THE ROOT OF IT ALL – DISEMPOWERMENT
AddictNoMore maintains the root of all problematic substance use is ‘disempowerment’. This is when a person finds themselves in a sort of need-state (either material, psychological, or spiritual depravation) but has no real viable means of growth/overcoming. This “absence of means” is today often systematic (with the break-down of the family as our reproductive technology, also economic and social justice issues, but also the failure of organized faiths and their people to deliver and teach transcendental values). As well, the “absence of means” can often be personal (in instances of trauma and abuse). Disempowerment can then be perpetuated by the disempowered themselves, by people having internalized social beliefs that are really oppressive narratives meant to substantiate and legitimize a status quo world that is unjust (a person then can become their own worst enemy). In all such examples however, the one constant is substances. In any case regardless of the differences, ‘drugs’ remain the easy and only available partner to our woes (either street drugs or pharma – and we challenge the thoughts about which are safer). Within our system of profit pursuits, eager capitalists (corporations, cartels) have made available at all levels of society (and at all levels of price) different substances that people can turn to instead of other people, or their own internal psychological resilient strengths and, or spiritual essence and guide.
A RATHER SIMPLE SOLUTION
AddictNoMore suggests the following means to immediately begin to take our people back!
1.Empowerment; via love (unconditional regard, non-judgement and forgiveness). Teaching that defaults are not a result of our individual biology, but a manifestation of blocked paths to growth.
2. Social Power; re-establishing communities that empower their members through horizontal (non- professional, community based) guidance. Enabling communities through economic resources that include real access to education that is growth orientated. Assisting communities by putting expert knowledge in the hands of community members synonymous to ideas of community and liberation psychology.
3. Transcendental guidance; going beyond tolerance of different beliefs but encouraging people to reconnect with each their own life source and find in it their own heritage, tradition, culture, and truths which can lead the person to an internal state of otherness yet connection – a truly powerful way of being not unlike Maslow’s ideas of peak/plateau experiences and, or mystical experiences chronicled in the writings of Joseph Campbell.
A FINAL NOTE AND BEST WISHES

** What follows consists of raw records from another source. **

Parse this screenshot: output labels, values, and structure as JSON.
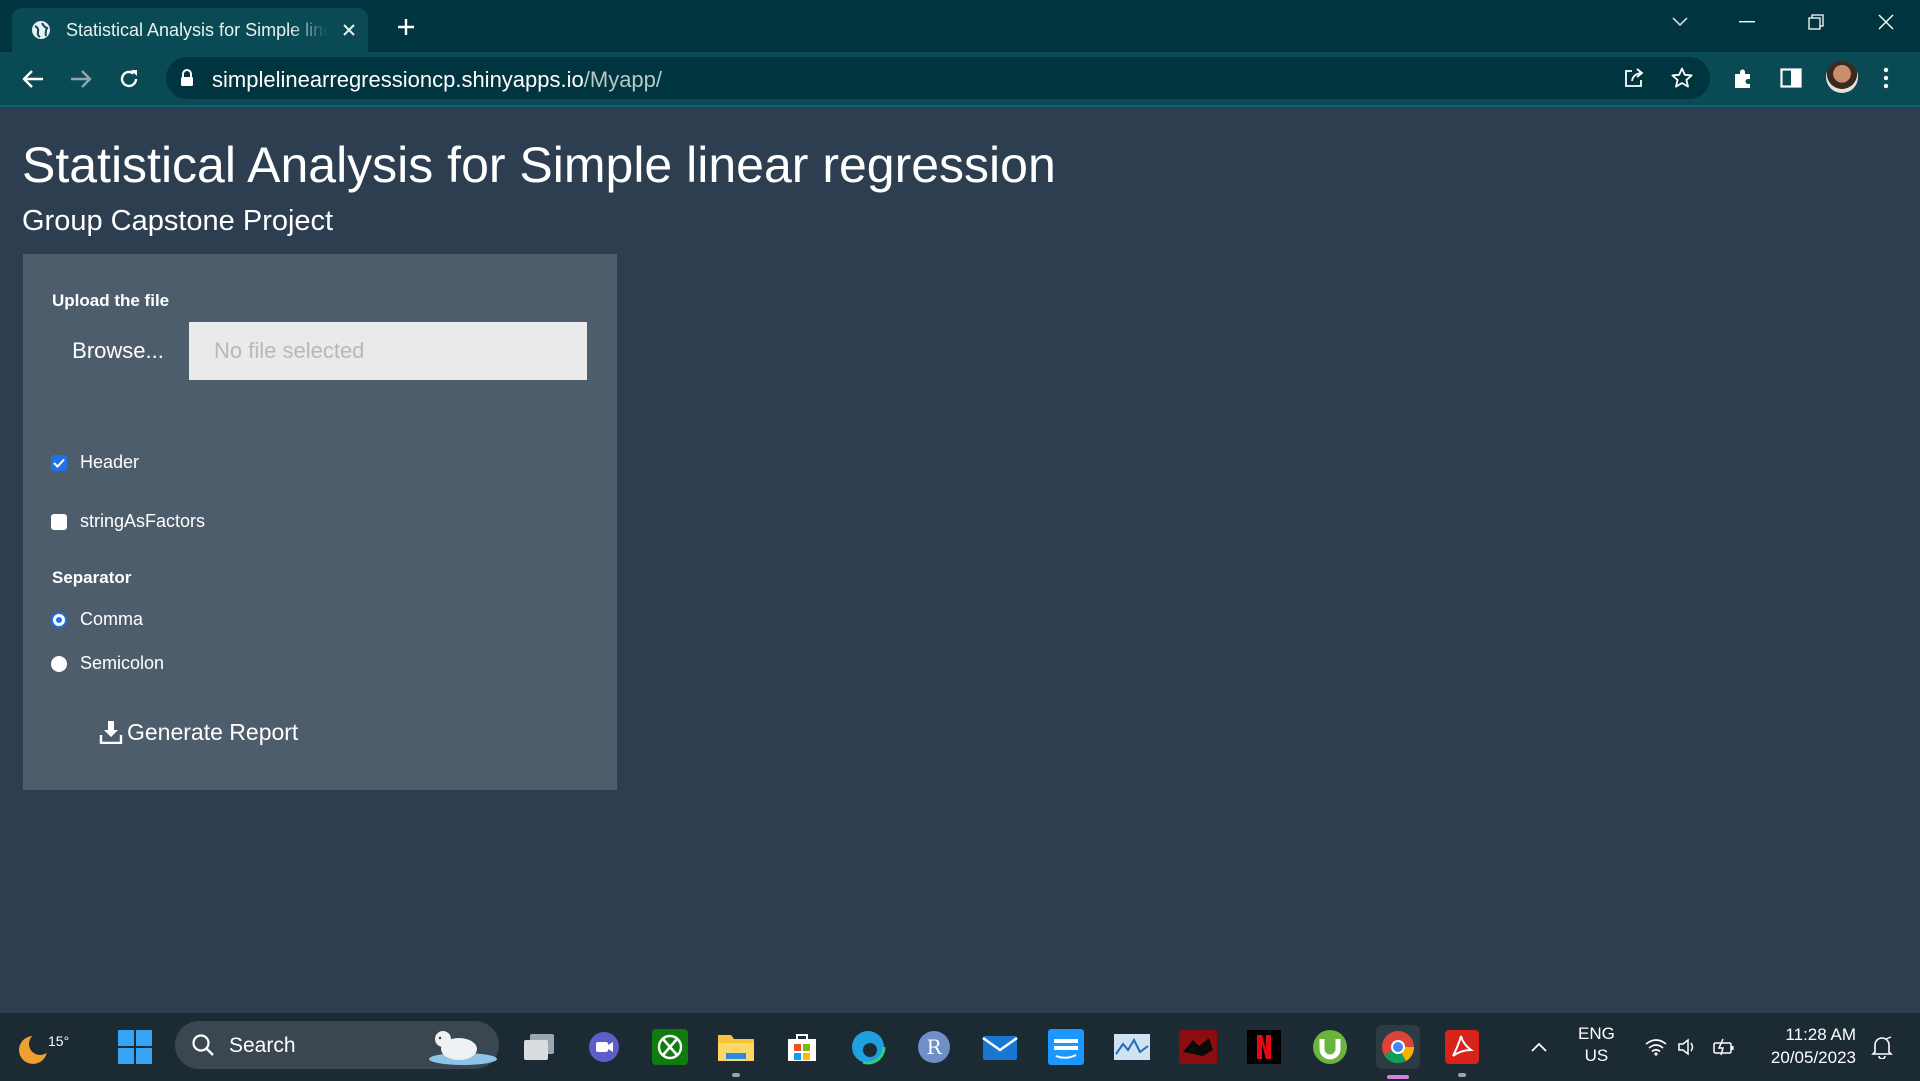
{
  "browser": {
    "tab_title": "Statistical Analysis for Simple linear regression",
    "url_host": "simplelinearregressioncp.shinyapps.io",
    "url_path": "/Myapp/"
  },
  "app": {
    "title": "Statistical Analysis for Simple linear regression",
    "subtitle": "Group Capstone Project",
    "upload": {
      "label": "Upload the file",
      "button_label": "Browse...",
      "placeholder": "No file selected"
    },
    "options": [
      {
        "label": "Header",
        "checked": true
      },
      {
        "label": "stringAsFactors",
        "checked": false
      }
    ],
    "separator": {
      "label": "Separator",
      "choices": [
        {
          "label": "Comma",
          "selected": true
        },
        {
          "label": "Semicolon",
          "selected": false
        }
      ]
    },
    "generate_label": "Generate Report"
  },
  "taskbar": {
    "weather_temp": "15°",
    "search_label": "Search",
    "language": "ENG",
    "region": "US",
    "time": "11:28 AM",
    "date": "20/05/2023"
  },
  "colors": {
    "page_bg": "#2c3e50",
    "panel_bg": "#4e5d6c",
    "accent": "#1f73e6",
    "chrome_tabstrip": "#00343f",
    "chrome_toolbar": "#0a4a55"
  }
}
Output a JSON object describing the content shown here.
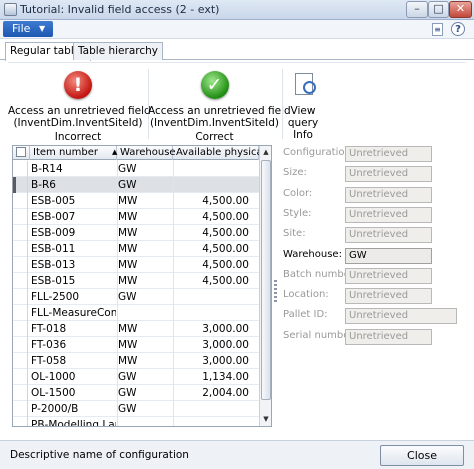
{
  "window": {
    "title": "Tutorial: Invalid field access (2 - ext)"
  },
  "menu": {
    "file_label": "File"
  },
  "tabs": [
    {
      "label": "Regular tables",
      "active": true
    },
    {
      "label": "Table hierarchy",
      "active": false
    }
  ],
  "ribbon": {
    "incorrect": {
      "line1": "Access an unretrieved field",
      "line2": "(InventDim.InventSiteId)",
      "group": "Incorrect"
    },
    "correct": {
      "line1": "Access an unretrieved field",
      "line2": "(InventDim.InventSiteId)",
      "group": "Correct"
    },
    "info": {
      "line1": "View",
      "line2": "query",
      "group": "Info"
    }
  },
  "grid": {
    "columns": [
      "Item number",
      "Warehouse",
      "Available physical"
    ],
    "rows": [
      {
        "item": "B-R14",
        "warehouse": "GW",
        "available": ""
      },
      {
        "item": "B-R6",
        "warehouse": "GW",
        "available": "",
        "selected": true
      },
      {
        "item": "ESB-005",
        "warehouse": "MW",
        "available": "4,500.00"
      },
      {
        "item": "ESB-007",
        "warehouse": "MW",
        "available": "4,500.00"
      },
      {
        "item": "ESB-009",
        "warehouse": "MW",
        "available": "4,500.00"
      },
      {
        "item": "ESB-011",
        "warehouse": "MW",
        "available": "4,500.00"
      },
      {
        "item": "ESB-013",
        "warehouse": "MW",
        "available": "4,500.00"
      },
      {
        "item": "ESB-015",
        "warehouse": "MW",
        "available": "4,500.00"
      },
      {
        "item": "FLL-2500",
        "warehouse": "GW",
        "available": ""
      },
      {
        "item": "FLL-MeasureConfig",
        "warehouse": "",
        "available": ""
      },
      {
        "item": "FT-018",
        "warehouse": "MW",
        "available": "3,000.00"
      },
      {
        "item": "FT-036",
        "warehouse": "MW",
        "available": "3,000.00"
      },
      {
        "item": "FT-058",
        "warehouse": "MW",
        "available": "3,000.00"
      },
      {
        "item": "OL-1000",
        "warehouse": "GW",
        "available": "1,134.00"
      },
      {
        "item": "OL-1500",
        "warehouse": "GW",
        "available": "2,004.00"
      },
      {
        "item": "P-2000/B",
        "warehouse": "GW",
        "available": ""
      },
      {
        "item": "PB-Modelling Lamp",
        "warehouse": "",
        "available": ""
      }
    ]
  },
  "details": [
    {
      "label": "Configuration:",
      "value": "Unretrieved",
      "enabled": false,
      "wide": false
    },
    {
      "label": "Size:",
      "value": "Unretrieved",
      "enabled": false,
      "wide": false
    },
    {
      "label": "Color:",
      "value": "Unretrieved",
      "enabled": false,
      "wide": false
    },
    {
      "label": "Style:",
      "value": "Unretrieved",
      "enabled": false,
      "wide": false
    },
    {
      "label": "Site:",
      "value": "Unretrieved",
      "enabled": false,
      "wide": false
    },
    {
      "label": "Warehouse:",
      "value": "GW",
      "enabled": true,
      "wide": false
    },
    {
      "label": "Batch number:",
      "value": "Unretrieved",
      "enabled": false,
      "wide": false
    },
    {
      "label": "Location:",
      "value": "Unretrieved",
      "enabled": false,
      "wide": false
    },
    {
      "label": "Pallet ID:",
      "value": "Unretrieved",
      "enabled": false,
      "wide": true
    },
    {
      "label": "Serial number:",
      "value": "Unretrieved",
      "enabled": false,
      "wide": false
    }
  ],
  "status": {
    "text": "Descriptive name of configuration",
    "close_label": "Close"
  }
}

As we close 2017 we leave you with some pictures of good cooking and loving from our local youth shelter. We hope you all a greater and greater understanding for 2018; the idea that the greatest truths are only those that get better by growing.